The normally reclusive cartoonist (except when he has a book out) has made some appearances and given some interviews. The Santa Rosa Press Democrat has a follow-up to his speaking and book signing appearance at the Charles M. Schulz museum last Saturday. Naturally the big topic is his decision to end his Opus Sunday comic strip
Salon.com – one of the exclusive sits to carry the Sunday feature has posted their interview with him. Opus’ finality seems certain. The reasoning, he assures Salon is “anger” about the current political atmosphere and a desire to spend more time on his Children’s books.
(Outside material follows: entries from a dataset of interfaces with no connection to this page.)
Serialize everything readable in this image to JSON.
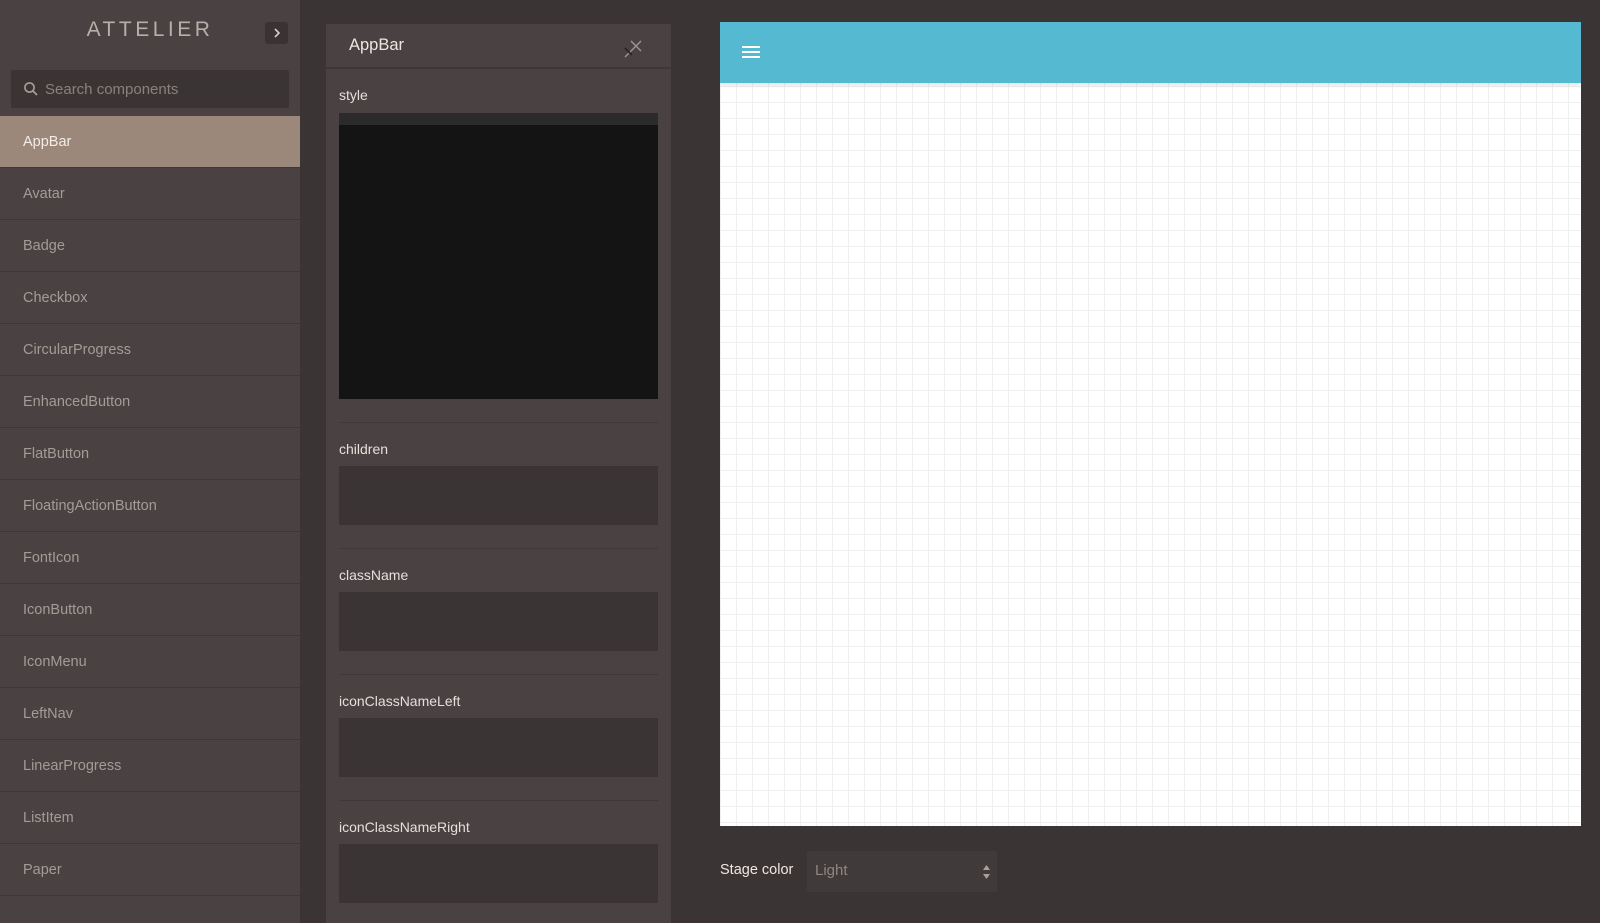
{
  "sidebar": {
    "brand": "ATTELIER",
    "search_placeholder": "Search components",
    "items": [
      {
        "label": "AppBar",
        "active": true
      },
      {
        "label": "Avatar"
      },
      {
        "label": "Badge"
      },
      {
        "label": "Checkbox"
      },
      {
        "label": "CircularProgress"
      },
      {
        "label": "EnhancedButton"
      },
      {
        "label": "FlatButton"
      },
      {
        "label": "FloatingActionButton"
      },
      {
        "label": "FontIcon"
      },
      {
        "label": "IconButton"
      },
      {
        "label": "IconMenu"
      },
      {
        "label": "LeftNav"
      },
      {
        "label": "LinearProgress"
      },
      {
        "label": "ListItem"
      },
      {
        "label": "Paper"
      }
    ]
  },
  "panel": {
    "title": "AppBar",
    "props": [
      {
        "label": "style",
        "value": ""
      },
      {
        "label": "children",
        "value": ""
      },
      {
        "label": "className",
        "value": ""
      },
      {
        "label": "iconClassNameLeft",
        "value": ""
      },
      {
        "label": "iconClassNameRight",
        "value": ""
      }
    ]
  },
  "stage": {
    "appbar_color": "#55bad1",
    "color_label": "Stage color",
    "color_value": "Light"
  },
  "icons": {
    "collapse": "chevron-right-icon",
    "search": "search-icon",
    "close": "close-icon",
    "menu": "menu-icon",
    "select": "select-arrows-icon"
  }
}
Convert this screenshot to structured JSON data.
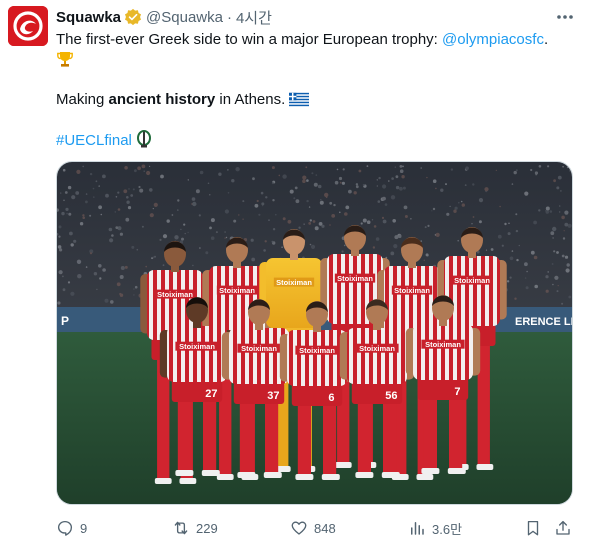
{
  "tweet": {
    "author_name": "Squawka",
    "author_handle": "@Squawka",
    "separator": "·",
    "time": "4시간",
    "line1_text": "The first-ever Greek side to win a major European trophy: ",
    "line1_mention": "@olympiacosfc",
    "line1_end": ".",
    "line2_emoji": "trophy-icon",
    "line3_pre": "Making ",
    "line3_bold": "ancient history",
    "line3_post": " in Athens. ",
    "line3_flag": "greece-flag-icon",
    "hashtag": "#UECLfinal",
    "hashtag_emoji": "uecl-trophy-icon",
    "media_description": "Olympiacos team photo"
  },
  "photo": {
    "sponsor": "Stoiximan",
    "shirt_numbers": [
      "27",
      "37",
      "6",
      "56",
      "7"
    ],
    "banner_left": "P",
    "banner_right": "ERENCE LE"
  },
  "actions": {
    "replies": "9",
    "reposts": "229",
    "likes": "848",
    "views": "3.6만"
  },
  "colors": {
    "brand": "#d71920",
    "link": "#1d9bf0",
    "muted": "#536471",
    "verified": "#e8b829"
  }
}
Breathed says it’s the anger that led him to close the book on “Opus,” that the increasingly nasty political climate has made it too difficult to keep his strip from drifting into darkness. Breathed has described his work as a hybrid of “Peanuts” creator Charles Schulz’s gentle humor and Michael Moore’s crusading social justice. Perhaps losing touch with his inner Charlie Brown, Breathed has said that “a mad penguin, like a mad cartoonist, isn’t very lovable,” and wants Opus to take his final bow before bitterness changes him forever.
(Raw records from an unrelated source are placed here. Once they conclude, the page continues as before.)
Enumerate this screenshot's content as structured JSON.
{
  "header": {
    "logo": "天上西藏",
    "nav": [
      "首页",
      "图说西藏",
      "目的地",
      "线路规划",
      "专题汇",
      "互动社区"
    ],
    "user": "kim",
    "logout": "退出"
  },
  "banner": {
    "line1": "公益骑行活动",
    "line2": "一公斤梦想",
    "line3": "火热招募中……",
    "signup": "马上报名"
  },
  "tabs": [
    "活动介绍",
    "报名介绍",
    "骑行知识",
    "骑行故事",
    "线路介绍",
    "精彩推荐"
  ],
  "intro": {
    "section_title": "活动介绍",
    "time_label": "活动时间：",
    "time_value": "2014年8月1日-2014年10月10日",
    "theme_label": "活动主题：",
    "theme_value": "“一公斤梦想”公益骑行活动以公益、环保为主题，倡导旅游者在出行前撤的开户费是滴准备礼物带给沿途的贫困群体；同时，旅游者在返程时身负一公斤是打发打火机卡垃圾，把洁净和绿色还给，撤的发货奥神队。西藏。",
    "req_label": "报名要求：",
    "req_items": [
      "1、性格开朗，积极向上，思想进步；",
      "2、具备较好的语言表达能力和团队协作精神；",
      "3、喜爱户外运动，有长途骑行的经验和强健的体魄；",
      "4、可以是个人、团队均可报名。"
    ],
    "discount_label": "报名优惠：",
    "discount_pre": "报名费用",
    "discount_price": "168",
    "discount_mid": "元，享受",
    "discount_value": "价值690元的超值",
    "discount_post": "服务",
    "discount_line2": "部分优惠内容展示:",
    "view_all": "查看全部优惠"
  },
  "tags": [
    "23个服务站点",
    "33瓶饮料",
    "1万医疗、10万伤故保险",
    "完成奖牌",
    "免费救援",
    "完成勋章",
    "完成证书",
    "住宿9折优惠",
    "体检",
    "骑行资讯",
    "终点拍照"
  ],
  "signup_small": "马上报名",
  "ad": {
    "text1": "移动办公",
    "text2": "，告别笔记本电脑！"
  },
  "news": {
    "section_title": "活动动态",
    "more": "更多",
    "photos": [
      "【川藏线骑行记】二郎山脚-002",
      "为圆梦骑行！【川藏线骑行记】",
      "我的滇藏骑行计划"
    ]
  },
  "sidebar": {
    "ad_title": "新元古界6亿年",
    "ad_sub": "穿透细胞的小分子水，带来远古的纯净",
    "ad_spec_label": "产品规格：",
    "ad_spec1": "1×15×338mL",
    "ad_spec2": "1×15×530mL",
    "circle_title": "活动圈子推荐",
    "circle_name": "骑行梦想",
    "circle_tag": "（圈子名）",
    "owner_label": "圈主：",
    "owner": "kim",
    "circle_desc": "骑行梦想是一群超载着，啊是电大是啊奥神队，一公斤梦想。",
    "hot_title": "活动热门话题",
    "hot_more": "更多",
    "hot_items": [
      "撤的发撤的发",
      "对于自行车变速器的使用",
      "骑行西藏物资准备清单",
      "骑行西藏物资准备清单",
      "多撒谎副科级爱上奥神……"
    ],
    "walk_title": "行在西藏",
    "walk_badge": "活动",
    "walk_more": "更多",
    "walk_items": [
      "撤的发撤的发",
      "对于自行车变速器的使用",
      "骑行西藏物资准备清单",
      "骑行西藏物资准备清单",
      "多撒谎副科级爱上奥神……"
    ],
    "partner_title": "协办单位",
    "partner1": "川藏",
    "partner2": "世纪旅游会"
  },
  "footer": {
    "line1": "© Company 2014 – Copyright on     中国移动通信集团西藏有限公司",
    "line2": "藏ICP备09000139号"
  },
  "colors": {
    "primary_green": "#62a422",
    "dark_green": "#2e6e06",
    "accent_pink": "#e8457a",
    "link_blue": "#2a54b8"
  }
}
As for Breathed, he says he will turn to other projects, such as his children’s books. His latest, “Pete & Pickles,” is just out, a delightful love story of sorts between a practical pig and a whimsical circus elephant.
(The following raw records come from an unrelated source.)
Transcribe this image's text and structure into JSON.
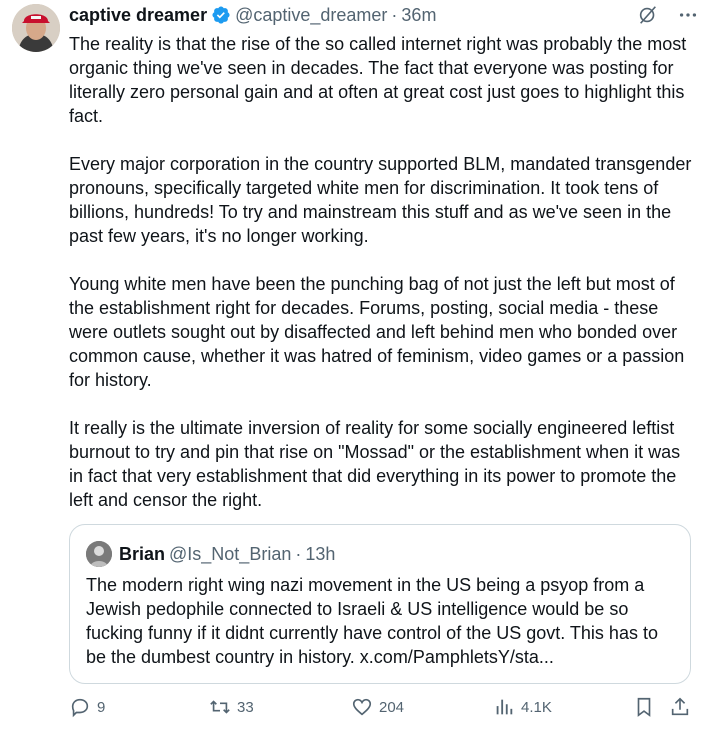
{
  "author": {
    "name": "captive dreamer",
    "handle": "@captive_dreamer",
    "time": "36m",
    "verified": true
  },
  "tweet": {
    "paragraphs": [
      "The reality is that the rise of the so called internet right was probably the most organic thing we've seen in decades.  The fact that everyone was posting for literally zero personal gain and at often at great cost just goes to highlight this fact.",
      "Every major corporation in the country supported BLM, mandated transgender pronouns, specifically targeted white men for discrimination. It took tens of billions, hundreds! To try and mainstream this stuff and as we've seen in the past few years, it's no longer working.",
      "Young white men have been the punching bag of not just the left but most of the establishment right for decades.  Forums, posting, social media - these were outlets sought out by disaffected and left behind men who bonded over common cause, whether it was hatred of feminism, video games or a passion for history.",
      "It really is the ultimate inversion of reality for some socially engineered leftist burnout to try and pin that rise on \"Mossad\" or the establishment when it was in fact that very establishment that did everything in its power to promote the left and censor the right."
    ]
  },
  "quote": {
    "name": "Brian",
    "handle": "@Is_Not_Brian",
    "time": "13h",
    "text": "The modern right wing nazi movement in the US being a psyop from a Jewish pedophile connected to Israeli & US intelligence would be so fucking funny if it didnt currently have control of the US govt. This has to be the dumbest country in history. x.com/PamphletsY/sta..."
  },
  "actions": {
    "replies": "9",
    "reposts": "33",
    "likes": "204",
    "views": "4.1K"
  },
  "colors": {
    "text": "#0f1419",
    "secondary": "#536471",
    "verified": "#1d9bf0",
    "border": "#cfd9de"
  },
  "icons": {
    "header": [
      "grok-icon",
      "more-icon"
    ],
    "actions": [
      "reply-icon",
      "repost-icon",
      "like-icon",
      "views-icon",
      "bookmark-icon",
      "share-icon"
    ]
  }
}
And lastly, The Washington Post offers yet another interview in which they discuss the current comic climate. Berkeley opines that the last great comic strip character to grace the printed newspaper was Calvin and Hobbes.
MC: Any passionate opinions you’d like to share on cartooning today as a changing business — be it about newspapers, the Web, online animations, books, prime-time TV shows or Pixar-like films? And is there one “best” way today for a cartoonist to have a real voice and reach a worthy audience?
BB: The last newspaper cartoon character invented, destined to be a true, ubiquitous American household word, was done so 23 years ago. Calvin & Hobbes. There have, and will be, no more. This speaks to technology and culture, not talent. As newspapers make their painful transition to Something Else, I don’t see the Comic Page going with them. Not in the way we know it — something allowing the entire nation to be reading the same features at the same time … in the millions.
There will be great cartoons. They will have a fraction of the public profile as in the past. Under a fraction. It will be boutique entertainment. The masses will be elsewhere.